▶ _EXERCISE_
Which lines in the data below contain the word "this"? Return each of them.

(INPUT)

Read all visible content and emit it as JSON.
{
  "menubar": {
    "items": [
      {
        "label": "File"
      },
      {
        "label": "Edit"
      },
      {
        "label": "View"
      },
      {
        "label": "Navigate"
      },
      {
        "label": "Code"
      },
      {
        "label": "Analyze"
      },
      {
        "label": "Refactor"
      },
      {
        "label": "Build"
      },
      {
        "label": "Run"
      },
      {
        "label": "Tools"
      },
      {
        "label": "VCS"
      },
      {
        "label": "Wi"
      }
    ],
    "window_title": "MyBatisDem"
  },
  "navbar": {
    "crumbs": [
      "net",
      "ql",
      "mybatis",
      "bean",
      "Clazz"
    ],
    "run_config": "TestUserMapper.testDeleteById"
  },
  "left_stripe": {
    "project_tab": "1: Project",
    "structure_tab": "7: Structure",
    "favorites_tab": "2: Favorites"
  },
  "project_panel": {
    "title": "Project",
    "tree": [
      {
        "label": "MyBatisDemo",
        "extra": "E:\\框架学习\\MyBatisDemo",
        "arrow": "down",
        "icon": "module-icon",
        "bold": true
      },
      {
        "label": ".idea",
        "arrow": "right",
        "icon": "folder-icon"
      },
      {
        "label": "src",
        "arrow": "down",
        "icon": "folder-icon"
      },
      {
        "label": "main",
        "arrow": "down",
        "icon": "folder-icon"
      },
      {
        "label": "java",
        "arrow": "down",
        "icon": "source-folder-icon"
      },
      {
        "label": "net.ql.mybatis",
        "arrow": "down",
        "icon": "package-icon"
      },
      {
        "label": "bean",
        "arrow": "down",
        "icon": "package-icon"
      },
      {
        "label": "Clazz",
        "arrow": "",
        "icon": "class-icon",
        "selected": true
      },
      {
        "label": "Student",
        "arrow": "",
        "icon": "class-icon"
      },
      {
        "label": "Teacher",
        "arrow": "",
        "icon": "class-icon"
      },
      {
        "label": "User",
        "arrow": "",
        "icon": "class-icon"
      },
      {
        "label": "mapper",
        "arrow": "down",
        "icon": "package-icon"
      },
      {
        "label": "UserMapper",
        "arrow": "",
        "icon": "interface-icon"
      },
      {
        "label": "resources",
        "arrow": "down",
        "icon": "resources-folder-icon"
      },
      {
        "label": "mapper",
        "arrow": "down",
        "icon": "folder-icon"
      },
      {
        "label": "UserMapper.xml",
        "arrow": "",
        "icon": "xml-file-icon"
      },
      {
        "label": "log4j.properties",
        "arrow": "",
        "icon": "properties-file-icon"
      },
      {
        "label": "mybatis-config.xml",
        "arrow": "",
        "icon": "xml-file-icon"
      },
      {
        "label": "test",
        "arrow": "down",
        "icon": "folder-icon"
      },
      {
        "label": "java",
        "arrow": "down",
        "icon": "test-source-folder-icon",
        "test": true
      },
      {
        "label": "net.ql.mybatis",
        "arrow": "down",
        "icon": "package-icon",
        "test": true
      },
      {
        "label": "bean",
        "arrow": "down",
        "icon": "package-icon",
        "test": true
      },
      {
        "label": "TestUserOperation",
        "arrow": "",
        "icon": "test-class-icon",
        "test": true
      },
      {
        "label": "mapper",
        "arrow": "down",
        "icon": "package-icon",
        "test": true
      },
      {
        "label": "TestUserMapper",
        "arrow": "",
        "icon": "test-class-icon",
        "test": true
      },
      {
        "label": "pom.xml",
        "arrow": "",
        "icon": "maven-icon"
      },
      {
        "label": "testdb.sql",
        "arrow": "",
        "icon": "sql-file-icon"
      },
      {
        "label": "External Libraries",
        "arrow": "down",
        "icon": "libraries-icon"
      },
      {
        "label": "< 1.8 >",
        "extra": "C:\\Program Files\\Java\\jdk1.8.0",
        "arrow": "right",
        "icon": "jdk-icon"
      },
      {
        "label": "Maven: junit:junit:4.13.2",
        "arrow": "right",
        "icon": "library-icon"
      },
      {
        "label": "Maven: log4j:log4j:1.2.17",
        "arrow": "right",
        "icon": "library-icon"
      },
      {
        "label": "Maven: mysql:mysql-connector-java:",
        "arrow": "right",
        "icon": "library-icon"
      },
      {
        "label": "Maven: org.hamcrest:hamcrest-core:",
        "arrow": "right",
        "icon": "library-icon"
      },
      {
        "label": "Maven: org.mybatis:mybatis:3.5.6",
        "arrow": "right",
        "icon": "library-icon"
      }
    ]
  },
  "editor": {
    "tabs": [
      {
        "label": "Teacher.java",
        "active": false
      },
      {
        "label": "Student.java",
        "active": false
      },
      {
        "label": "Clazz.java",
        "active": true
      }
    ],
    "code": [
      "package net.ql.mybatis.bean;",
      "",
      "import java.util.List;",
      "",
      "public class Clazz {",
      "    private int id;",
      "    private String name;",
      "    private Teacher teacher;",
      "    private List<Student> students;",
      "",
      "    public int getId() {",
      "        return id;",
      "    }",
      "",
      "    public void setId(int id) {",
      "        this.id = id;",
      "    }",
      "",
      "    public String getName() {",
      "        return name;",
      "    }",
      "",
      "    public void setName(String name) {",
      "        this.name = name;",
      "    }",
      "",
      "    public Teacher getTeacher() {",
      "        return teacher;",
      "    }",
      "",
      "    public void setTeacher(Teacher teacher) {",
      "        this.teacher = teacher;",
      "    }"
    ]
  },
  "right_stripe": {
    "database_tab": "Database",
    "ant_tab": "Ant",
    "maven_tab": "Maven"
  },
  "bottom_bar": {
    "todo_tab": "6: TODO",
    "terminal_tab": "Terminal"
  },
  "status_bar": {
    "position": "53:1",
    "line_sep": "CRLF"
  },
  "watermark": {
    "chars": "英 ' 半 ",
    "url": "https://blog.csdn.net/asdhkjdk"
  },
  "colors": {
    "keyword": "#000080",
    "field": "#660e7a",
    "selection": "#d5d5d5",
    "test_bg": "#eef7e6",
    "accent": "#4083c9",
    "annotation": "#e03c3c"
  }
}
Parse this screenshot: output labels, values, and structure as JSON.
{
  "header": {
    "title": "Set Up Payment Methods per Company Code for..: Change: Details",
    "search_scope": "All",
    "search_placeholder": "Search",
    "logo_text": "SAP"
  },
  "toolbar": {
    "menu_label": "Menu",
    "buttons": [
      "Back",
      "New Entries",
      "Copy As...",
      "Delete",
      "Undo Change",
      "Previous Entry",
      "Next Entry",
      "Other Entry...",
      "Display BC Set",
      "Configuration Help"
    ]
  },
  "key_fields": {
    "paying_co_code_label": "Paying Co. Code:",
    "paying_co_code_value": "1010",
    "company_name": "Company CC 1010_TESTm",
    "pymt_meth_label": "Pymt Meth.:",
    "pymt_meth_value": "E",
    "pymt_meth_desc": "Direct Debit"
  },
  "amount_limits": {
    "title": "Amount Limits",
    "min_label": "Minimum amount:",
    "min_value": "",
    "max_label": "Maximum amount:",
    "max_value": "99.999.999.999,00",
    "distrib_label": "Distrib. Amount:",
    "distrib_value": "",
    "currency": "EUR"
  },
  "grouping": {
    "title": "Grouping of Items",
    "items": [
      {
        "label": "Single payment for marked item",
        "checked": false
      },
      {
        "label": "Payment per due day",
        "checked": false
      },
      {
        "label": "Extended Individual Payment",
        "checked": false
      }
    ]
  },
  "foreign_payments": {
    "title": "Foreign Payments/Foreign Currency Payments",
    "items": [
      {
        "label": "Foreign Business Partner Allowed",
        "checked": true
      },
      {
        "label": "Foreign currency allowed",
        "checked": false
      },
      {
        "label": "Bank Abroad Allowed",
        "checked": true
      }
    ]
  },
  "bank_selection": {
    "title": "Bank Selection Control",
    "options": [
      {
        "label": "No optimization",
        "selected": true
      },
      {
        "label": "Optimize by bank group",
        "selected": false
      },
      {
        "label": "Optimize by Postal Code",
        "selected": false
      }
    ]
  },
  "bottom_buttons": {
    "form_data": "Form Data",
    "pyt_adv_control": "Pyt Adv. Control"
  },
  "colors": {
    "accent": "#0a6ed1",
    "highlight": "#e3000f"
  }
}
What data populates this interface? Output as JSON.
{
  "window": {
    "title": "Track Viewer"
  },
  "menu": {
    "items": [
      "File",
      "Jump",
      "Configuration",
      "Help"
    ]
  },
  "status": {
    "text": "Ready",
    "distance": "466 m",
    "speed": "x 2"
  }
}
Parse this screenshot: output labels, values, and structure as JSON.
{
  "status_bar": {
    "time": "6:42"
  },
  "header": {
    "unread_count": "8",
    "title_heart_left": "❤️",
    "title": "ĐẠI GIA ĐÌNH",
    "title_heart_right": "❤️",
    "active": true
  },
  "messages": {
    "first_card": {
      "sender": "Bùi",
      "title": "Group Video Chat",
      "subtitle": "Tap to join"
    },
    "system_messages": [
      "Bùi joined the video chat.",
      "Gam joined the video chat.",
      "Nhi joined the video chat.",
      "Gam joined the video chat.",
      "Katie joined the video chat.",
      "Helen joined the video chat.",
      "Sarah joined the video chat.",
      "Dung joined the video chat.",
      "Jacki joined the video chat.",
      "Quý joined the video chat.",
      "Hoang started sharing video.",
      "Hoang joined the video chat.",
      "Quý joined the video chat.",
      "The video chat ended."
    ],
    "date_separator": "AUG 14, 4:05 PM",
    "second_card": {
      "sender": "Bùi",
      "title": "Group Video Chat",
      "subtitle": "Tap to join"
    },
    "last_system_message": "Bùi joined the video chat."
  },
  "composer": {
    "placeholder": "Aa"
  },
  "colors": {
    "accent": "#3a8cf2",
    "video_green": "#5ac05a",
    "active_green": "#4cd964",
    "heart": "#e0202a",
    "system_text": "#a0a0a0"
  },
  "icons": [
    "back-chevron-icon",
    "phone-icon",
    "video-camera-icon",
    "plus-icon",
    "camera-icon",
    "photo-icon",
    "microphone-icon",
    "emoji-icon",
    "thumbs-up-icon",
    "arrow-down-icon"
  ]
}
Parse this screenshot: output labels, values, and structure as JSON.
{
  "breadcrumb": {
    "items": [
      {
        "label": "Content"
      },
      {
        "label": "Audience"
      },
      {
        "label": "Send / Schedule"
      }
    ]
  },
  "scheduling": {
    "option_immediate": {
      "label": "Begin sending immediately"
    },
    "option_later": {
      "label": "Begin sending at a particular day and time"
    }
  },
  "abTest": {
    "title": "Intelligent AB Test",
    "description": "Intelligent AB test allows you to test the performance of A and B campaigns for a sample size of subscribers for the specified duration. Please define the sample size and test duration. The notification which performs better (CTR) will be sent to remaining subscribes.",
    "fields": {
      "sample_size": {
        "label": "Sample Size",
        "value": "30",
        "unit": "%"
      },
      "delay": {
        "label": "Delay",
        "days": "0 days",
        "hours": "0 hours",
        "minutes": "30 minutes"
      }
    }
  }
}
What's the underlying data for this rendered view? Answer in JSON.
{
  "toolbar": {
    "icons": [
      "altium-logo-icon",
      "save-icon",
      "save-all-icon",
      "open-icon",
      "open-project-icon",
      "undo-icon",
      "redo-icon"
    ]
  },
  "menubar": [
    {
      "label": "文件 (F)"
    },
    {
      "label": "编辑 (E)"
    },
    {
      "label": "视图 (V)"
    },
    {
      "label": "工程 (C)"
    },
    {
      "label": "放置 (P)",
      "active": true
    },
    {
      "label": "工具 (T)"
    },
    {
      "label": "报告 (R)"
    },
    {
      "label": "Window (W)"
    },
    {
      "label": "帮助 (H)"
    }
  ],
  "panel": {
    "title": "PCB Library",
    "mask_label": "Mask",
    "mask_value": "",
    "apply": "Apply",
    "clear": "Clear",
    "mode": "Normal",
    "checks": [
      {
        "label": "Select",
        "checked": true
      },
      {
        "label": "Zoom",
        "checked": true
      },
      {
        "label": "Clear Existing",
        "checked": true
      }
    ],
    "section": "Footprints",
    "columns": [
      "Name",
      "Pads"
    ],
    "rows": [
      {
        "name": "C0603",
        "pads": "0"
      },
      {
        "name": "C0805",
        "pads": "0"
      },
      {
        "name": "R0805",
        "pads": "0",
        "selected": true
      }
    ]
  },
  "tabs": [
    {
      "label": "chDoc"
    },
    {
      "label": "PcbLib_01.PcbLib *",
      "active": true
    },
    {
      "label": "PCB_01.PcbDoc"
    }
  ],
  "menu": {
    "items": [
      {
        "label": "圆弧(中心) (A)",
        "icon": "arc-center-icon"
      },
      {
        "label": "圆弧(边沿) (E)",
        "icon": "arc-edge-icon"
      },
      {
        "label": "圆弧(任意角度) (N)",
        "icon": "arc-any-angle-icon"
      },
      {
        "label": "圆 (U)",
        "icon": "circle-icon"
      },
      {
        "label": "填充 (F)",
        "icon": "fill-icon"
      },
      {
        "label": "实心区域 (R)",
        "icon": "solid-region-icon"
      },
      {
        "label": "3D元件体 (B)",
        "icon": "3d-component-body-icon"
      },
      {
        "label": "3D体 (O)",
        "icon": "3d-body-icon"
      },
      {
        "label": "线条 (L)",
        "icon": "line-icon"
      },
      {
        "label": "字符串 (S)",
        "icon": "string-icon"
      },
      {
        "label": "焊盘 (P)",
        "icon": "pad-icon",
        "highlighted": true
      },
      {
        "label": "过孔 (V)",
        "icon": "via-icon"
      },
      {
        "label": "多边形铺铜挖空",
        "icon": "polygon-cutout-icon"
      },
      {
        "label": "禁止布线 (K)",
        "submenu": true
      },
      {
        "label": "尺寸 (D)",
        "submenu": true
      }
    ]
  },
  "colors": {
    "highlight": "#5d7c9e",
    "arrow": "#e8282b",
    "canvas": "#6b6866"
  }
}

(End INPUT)

▶ _THE ANSWER_
      "        this.id = id;",
      "        this.name = name;",
      "        this.teacher = teacher;",
Parse this screenshot: output labels, values, and structure as JSON.
What data populates this interface? Output as JSON.
Parse this screenshot: output labels, values, and structure as JSON.
Parse this screenshot: output labels, values, and structure as JSON.
What's the underlying data for this rendered view? Answer in JSON.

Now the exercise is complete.